— WORK TO BE COMPLETED —
Could you please return each line of the data that has the word "console"?

Interface dataset entries:
[Start of Attachment]

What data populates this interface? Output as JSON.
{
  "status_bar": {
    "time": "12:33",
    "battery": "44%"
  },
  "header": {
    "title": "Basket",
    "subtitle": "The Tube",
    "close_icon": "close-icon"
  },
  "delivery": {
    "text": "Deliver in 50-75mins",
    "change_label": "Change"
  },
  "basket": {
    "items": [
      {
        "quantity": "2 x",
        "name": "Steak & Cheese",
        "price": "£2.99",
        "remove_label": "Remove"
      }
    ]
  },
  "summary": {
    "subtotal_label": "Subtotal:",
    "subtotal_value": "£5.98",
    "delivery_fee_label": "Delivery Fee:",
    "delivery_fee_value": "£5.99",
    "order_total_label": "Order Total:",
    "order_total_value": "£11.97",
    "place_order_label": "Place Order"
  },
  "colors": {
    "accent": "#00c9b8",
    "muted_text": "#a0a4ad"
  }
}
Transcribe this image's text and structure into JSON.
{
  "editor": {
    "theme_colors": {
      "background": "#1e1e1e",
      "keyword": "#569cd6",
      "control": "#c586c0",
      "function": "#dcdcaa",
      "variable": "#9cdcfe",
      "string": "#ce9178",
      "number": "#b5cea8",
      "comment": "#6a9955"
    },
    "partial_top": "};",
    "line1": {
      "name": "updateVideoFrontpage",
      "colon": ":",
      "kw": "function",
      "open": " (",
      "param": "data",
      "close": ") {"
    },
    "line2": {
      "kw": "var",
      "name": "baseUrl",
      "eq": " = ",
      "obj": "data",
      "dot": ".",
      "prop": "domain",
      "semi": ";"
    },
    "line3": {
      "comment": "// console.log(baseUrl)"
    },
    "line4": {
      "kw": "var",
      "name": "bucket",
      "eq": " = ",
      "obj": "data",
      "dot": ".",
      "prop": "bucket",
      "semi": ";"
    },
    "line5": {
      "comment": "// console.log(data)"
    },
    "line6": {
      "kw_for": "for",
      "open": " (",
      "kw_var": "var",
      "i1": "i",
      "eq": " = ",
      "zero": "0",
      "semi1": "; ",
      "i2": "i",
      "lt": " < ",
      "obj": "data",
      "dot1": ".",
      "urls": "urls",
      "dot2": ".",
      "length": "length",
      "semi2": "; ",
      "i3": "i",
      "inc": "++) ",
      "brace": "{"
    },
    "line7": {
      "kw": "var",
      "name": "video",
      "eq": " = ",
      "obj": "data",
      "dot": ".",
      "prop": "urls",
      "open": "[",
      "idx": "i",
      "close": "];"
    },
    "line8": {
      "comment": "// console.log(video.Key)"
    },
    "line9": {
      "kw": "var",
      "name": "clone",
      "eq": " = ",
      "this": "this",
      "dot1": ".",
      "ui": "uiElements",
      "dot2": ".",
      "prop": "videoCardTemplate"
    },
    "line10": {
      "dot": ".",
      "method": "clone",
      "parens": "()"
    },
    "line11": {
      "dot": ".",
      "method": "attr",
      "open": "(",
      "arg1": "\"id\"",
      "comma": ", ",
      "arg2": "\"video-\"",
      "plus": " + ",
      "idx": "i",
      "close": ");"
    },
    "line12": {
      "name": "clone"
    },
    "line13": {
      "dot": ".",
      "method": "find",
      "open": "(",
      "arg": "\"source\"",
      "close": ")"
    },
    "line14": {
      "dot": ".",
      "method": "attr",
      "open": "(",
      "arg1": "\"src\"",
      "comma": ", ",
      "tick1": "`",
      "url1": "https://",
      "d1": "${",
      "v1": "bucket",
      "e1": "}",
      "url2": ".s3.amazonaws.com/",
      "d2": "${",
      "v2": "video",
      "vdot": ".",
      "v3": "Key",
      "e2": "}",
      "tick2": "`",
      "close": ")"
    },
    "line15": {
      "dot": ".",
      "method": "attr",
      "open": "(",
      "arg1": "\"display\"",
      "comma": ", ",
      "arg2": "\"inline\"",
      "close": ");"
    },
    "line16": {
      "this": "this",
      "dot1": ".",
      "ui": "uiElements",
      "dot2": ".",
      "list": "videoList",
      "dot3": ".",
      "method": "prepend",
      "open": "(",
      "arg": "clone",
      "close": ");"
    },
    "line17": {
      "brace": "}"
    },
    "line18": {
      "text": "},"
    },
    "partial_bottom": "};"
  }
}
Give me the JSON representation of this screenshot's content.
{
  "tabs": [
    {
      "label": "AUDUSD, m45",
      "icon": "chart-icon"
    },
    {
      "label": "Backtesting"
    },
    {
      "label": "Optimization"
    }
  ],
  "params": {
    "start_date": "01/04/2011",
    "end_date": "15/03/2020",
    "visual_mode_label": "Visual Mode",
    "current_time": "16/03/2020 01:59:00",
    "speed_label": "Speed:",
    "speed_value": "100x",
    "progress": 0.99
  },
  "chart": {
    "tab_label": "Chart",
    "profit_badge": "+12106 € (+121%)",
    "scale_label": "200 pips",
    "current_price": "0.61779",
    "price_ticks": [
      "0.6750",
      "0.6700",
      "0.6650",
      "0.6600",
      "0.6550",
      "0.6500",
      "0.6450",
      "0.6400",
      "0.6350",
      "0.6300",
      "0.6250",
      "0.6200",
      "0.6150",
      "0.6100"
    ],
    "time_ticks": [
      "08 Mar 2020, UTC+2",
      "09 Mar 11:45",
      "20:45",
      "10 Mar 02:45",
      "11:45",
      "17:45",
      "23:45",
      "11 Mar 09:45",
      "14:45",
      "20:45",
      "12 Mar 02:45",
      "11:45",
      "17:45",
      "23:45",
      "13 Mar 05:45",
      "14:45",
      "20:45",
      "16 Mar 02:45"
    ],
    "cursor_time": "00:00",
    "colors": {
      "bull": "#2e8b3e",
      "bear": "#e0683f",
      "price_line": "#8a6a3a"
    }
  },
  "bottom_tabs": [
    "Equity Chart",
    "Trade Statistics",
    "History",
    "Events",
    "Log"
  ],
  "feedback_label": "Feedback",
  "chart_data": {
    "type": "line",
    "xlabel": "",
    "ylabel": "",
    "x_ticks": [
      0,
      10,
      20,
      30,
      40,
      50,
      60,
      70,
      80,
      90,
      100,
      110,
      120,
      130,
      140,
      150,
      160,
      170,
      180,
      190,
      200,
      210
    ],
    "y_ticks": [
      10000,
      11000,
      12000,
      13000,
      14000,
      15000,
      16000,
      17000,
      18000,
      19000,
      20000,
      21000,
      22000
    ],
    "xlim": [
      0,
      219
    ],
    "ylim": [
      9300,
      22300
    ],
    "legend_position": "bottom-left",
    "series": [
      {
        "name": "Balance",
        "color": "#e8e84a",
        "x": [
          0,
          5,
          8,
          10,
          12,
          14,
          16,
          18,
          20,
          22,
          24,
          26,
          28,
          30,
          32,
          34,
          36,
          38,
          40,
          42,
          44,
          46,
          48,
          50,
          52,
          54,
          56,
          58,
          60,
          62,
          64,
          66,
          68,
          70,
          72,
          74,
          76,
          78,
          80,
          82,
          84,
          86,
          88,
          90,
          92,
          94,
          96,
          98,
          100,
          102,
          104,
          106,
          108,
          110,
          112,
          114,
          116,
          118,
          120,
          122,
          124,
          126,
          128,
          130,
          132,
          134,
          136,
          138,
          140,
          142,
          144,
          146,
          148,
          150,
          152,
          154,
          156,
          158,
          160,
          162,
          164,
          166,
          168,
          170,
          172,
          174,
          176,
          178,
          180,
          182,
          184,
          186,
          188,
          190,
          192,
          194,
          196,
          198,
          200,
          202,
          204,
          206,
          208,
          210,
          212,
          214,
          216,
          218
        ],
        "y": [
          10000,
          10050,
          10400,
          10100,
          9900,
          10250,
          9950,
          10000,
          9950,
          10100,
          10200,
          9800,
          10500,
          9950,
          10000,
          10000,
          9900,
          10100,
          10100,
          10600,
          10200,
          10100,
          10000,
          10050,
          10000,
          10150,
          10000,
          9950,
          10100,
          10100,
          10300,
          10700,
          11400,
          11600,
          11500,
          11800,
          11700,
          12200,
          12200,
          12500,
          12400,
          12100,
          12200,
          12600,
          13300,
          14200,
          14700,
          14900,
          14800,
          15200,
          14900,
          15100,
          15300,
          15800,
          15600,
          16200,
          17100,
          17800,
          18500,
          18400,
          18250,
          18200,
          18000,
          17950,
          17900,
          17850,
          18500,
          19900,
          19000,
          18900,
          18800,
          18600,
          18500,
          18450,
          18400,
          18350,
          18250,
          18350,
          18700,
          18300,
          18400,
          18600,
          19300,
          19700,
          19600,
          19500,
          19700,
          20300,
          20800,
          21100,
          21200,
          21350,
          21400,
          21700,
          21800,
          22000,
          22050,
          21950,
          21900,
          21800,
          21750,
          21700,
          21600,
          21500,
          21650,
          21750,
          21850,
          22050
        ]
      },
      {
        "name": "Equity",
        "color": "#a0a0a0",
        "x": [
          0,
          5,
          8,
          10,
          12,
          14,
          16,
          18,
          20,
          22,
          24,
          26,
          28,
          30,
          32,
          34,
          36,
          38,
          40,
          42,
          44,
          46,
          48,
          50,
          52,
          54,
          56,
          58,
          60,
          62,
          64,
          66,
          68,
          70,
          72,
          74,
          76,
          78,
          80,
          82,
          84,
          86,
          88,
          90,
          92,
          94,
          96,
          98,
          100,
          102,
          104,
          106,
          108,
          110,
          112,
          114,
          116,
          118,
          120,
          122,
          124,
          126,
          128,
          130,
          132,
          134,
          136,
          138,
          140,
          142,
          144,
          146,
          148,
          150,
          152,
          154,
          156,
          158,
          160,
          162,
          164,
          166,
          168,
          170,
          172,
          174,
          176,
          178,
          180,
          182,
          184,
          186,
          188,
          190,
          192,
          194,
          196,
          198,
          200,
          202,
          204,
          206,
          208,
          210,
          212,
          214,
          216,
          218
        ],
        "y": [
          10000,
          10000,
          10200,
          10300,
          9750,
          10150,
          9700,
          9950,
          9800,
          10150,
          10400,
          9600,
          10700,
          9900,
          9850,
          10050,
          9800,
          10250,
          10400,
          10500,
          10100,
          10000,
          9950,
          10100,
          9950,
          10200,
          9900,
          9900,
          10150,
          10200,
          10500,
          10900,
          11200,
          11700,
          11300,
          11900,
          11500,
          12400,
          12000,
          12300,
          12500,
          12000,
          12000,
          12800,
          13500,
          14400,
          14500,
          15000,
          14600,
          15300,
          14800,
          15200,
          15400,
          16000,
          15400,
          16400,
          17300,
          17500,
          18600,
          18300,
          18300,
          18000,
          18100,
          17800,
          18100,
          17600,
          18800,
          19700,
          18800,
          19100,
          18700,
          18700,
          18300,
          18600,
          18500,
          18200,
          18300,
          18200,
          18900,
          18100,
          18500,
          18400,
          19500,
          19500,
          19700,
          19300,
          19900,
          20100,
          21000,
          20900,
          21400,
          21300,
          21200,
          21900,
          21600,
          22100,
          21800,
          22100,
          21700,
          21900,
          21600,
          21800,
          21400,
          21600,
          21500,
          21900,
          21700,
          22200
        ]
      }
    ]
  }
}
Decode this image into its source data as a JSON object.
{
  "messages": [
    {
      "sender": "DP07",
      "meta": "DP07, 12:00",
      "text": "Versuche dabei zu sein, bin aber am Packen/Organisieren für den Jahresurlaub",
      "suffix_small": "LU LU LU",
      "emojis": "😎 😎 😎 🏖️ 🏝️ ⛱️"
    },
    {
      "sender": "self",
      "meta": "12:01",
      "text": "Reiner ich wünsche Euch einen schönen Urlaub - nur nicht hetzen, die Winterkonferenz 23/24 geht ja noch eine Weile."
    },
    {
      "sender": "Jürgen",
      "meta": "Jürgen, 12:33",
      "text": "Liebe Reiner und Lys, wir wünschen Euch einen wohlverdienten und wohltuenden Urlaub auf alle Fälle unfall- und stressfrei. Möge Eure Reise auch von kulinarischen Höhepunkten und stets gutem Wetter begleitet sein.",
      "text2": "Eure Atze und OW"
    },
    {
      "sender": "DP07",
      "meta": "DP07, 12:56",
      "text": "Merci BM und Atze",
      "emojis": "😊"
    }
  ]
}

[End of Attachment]

— EXERCISE RESULT —
      "comment": "// console.log(baseUrl)"
      "comment": "// console.log(data)"
      "comment": "// console.log(video.Key)"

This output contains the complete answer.